We can appreciate that the notification on the exercise of the adjacent activity regarding the accused’s freedom is lawful and pre-existent, being both the consequence of a trial-related obligation and the derivate of the main notification regarding the procedure of solving the case.
The power of the court is enforceable even automatically, i.e. there is no legal obstacle (as compared to the general provisions on taking, replacing, canceling or terminating the prevention measures) to prevent the adjacent judicial activity, in case of the preventive arrest, from being carried out also as a result of a prior notification by the prosecutor or the by accused through a proposal or a request.
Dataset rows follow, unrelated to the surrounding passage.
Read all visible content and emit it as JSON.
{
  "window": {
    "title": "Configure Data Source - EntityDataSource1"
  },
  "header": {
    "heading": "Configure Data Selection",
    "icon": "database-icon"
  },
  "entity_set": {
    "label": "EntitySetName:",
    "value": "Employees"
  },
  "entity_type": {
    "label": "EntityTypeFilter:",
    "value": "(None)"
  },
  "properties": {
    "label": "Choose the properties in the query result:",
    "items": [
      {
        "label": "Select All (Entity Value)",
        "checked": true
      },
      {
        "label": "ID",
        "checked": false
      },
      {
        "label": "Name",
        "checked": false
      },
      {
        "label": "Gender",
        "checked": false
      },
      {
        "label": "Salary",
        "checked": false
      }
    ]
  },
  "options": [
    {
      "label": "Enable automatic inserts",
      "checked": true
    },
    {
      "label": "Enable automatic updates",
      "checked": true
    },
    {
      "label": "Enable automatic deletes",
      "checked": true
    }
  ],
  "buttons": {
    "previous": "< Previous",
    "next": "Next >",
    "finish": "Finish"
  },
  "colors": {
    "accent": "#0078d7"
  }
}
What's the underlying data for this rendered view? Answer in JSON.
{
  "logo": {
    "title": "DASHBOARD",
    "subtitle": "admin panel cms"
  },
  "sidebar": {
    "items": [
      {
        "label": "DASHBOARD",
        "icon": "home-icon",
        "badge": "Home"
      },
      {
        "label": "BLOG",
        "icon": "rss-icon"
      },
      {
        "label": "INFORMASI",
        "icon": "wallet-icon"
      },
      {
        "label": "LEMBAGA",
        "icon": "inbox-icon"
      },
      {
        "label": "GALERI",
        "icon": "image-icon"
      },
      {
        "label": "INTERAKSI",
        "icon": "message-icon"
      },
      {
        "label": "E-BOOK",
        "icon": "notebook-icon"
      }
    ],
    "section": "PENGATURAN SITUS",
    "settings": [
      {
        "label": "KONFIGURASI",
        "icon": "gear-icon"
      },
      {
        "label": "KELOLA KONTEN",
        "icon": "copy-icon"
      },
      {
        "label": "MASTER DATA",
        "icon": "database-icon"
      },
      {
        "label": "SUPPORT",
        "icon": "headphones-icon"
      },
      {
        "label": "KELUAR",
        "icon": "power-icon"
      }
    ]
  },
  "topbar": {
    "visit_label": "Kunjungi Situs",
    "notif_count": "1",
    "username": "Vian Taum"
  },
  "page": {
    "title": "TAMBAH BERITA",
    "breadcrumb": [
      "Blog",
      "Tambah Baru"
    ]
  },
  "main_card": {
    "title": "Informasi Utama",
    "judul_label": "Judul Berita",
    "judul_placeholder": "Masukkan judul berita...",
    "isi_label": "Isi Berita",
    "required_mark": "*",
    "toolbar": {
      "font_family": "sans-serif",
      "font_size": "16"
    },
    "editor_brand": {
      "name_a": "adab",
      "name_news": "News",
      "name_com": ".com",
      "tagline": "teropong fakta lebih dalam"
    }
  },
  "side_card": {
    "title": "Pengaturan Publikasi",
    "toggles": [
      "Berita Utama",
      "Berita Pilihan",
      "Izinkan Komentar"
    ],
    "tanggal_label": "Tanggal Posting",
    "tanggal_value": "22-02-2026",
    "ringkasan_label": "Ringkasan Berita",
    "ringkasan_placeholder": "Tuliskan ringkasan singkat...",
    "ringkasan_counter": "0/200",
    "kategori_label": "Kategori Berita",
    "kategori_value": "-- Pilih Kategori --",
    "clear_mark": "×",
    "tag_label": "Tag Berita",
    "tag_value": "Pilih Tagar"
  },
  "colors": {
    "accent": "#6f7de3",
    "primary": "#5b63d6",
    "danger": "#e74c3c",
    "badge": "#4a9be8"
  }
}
In all cases, the lawfulness of maintaining the arrest during the trial phase is not verified automatically, but following a notification through an appeal that is filed either by the prosecutor or by the arrested person.
Although the maintenace of the preventive arrest is an activity that can be enforced automatically, this does not imply an arbitrary decision or an unlimited discretion, but it must be subjectted to an objective parameter obtained through the evaluation of the offence and to a subjective parameter obtained through the evaluation of the degree of danger implied by the accused.5 The maintenance of the preventive arrest during the trial is a measure that does not materialise directly in a duration that is explicitly established and announced as in the case of the extension of the preventive arrest, where both the starting point (dies a quo) and the ending point (dies ad quem) are established explicitly through the judge’s decision.
For the institution of maintaining the preventive arrest, the duration of this measure, apparently sine die, is induced, being regulated indirectly both through the obligation of the periodical verification, but no later that 60 days, established by the provisions of art. 160b, and through the juridical consequences that result in case of failure to comply with this obligation.6
Thus, according to art. 140 para. 1 point b, if by the time the 60 days term expires, the court did not proceed to the verification of the lawfulness and validity of the preventive arrest, the measure ceases automatically, i.e. in this case the measure lasts for a maximum of 60 days.
This maximum duration, indirectly regulated, does not imply any obligation for the court to order the maintenance of the arrest for a certain time, shorter or equal to the one of 60 days, such a procedure being unlawful.7
In the Romanian trial system, the maintenance of the preventive arrest remains an adjacent activity, irrespective of the phase of the main trial procedure8 (in first court, appeal or last appeal), and irrespective if a non-permanent decision of conviction was ordered on the matter.
Unlike this, in the case-law9 of the European Court of Justice, the final point of the period considered as provisional arrest is the pronounciation of a decision for conviction in the first court.
After this decison, whether or not it is enforceable in the domestic law of a member state, from the point of view of the Court, the detention falls under the scope of art.5 para.1 point a, beign a detention after conviction.
Although the national law of a member state stipulates that the sentence becomes enforceable once all the remedies were used, in the sense of the Convention, the preventive arrest terminates once the conviction and the decision is pronounced in the first court.10 In case the decision of conviction pronounced by the first court is quashed or cancelled by the superior courts and the file is referrred for re-trial to the first court, the duration of the provisional detention restrats to run until a new decision is issued by the first court and thus it is added to the first period.11
Irrespective of how we appreciate the duration of the maintenance of the arrest in the trial phase, this complies with the general limits set...